  8. Su CH, Lian JD, Chang HR, Wu SW, Chen SC, Tsai CF, et al. Long-term outcomes of patients treated with primary stenting for transplant renal artery stenosis: a 10-year case cohort study. World J Surg. 2012;36:222-228.
  9. Smith J, Stablein D, Singh A, Harmon W, McDonald R. Decreased risk of renal allograft thrombosis associated with interleukin-2 receptor antagonists: A report of the NAPRTCS. Am J Transplant. 2006;6:585-588.
  10. Balachandra S, Tejani A. Recurrent vascular thrombosis in an adolescent transplant recipient. J Am Soc Nephrol. 1997;8:1477-1481.
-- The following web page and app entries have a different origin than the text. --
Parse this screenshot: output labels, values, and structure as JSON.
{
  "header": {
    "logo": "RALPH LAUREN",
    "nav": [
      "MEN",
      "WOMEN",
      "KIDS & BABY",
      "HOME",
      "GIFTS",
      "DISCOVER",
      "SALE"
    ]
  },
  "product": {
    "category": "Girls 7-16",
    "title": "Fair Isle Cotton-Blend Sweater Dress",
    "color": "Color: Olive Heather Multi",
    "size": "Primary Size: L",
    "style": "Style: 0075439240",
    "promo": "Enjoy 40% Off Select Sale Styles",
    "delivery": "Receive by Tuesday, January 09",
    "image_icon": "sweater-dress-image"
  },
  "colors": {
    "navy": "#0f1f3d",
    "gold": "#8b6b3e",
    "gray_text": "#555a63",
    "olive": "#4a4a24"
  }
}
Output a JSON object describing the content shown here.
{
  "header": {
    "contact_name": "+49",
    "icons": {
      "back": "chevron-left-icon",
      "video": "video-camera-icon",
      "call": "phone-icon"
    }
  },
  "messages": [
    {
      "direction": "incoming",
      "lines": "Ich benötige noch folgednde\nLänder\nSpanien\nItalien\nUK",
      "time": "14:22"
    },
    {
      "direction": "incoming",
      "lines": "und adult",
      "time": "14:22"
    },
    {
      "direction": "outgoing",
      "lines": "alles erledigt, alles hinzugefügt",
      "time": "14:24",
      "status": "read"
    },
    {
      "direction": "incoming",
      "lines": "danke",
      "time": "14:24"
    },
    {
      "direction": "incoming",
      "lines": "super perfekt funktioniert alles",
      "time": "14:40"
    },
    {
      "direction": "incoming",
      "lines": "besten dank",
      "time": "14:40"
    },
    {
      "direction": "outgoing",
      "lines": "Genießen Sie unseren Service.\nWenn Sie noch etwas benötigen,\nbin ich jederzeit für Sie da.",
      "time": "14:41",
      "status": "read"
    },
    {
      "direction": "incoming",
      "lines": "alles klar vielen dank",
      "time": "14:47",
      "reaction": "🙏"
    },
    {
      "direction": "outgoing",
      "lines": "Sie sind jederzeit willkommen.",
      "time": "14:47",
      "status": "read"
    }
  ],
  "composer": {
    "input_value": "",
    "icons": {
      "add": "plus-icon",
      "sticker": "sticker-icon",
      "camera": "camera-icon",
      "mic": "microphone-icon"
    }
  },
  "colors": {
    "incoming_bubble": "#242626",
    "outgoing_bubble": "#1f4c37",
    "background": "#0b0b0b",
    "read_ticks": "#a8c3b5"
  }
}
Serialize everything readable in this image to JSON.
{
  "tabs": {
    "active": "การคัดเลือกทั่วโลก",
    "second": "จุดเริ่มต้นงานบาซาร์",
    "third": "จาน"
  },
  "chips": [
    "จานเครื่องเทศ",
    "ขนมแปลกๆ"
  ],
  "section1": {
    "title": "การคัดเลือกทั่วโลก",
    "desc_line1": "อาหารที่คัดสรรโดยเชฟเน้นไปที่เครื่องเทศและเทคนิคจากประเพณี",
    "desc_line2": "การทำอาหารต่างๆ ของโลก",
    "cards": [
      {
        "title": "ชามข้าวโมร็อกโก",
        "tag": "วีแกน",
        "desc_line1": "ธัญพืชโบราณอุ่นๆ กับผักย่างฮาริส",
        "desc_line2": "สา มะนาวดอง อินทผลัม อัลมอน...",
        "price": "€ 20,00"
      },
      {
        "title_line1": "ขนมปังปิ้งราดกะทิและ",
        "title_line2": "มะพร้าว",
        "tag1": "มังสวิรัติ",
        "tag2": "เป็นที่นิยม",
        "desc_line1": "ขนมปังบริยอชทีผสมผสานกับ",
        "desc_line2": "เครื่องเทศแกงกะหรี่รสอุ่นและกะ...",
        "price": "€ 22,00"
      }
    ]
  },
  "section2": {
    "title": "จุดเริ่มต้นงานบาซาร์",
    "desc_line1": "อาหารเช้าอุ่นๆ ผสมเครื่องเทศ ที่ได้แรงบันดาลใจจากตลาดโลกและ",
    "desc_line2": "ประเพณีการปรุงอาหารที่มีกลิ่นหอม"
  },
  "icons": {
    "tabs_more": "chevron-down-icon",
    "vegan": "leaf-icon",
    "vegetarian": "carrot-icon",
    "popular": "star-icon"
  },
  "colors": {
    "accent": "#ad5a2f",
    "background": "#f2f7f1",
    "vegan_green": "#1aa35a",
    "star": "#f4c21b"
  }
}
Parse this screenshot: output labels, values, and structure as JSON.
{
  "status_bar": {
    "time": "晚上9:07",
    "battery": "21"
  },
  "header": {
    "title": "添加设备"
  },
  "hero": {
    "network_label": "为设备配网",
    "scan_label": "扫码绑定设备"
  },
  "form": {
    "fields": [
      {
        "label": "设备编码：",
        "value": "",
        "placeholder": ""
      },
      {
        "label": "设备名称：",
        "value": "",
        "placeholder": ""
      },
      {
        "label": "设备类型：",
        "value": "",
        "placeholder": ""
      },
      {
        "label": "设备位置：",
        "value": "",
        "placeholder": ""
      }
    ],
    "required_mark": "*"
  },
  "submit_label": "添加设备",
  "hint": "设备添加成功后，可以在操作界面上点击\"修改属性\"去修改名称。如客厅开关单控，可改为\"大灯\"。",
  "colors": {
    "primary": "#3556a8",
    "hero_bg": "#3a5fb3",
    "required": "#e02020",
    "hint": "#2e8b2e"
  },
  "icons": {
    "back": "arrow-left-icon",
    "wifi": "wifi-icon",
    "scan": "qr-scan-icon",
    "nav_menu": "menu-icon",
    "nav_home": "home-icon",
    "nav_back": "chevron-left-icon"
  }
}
  11. Chew LL, Tan BS, Kumar K, Htoo MM, Wong KS, Cheng C, et al. Percutaneous transluminal angioplasty of transplant renal artery stenosis. Ann Acad Med Singapore. 2014;43:39-43.
  12. Beecroft JR, Rajan DK, Clark TW, Robinette M, Stavropoulos SW. Transplant renal artery stenosis: outcome after percutaneous intervention. J Vasc Interv Radiol. 2004;15:1407-1413.
Article Options
Search PubMed for
Search Google Scholar for
Article Statistics
Kamra A, Govindan SC, Muneer K, Melemadathil SVivid Spectrum of Two Successfully Treated Cases of Post-Transplant Renal Artery Stenting.JCR 2018;8:248-251
Kamra A, Govindan SC, Muneer K, Melemadathil SVivid Spectrum of Two Successfully Treated Cases of Post-Transplant Renal Artery Stenting.JCR [serial online] 2018[cited 2020 May 27];8:248-251. Available from: http://www.casereports.in/articles/8/4/Vivid-Spectrum-of-Two-Successfully-Treated-Cases-of-Post-Transplant-Renal-Artery-Stenting.html
Bookmark and Share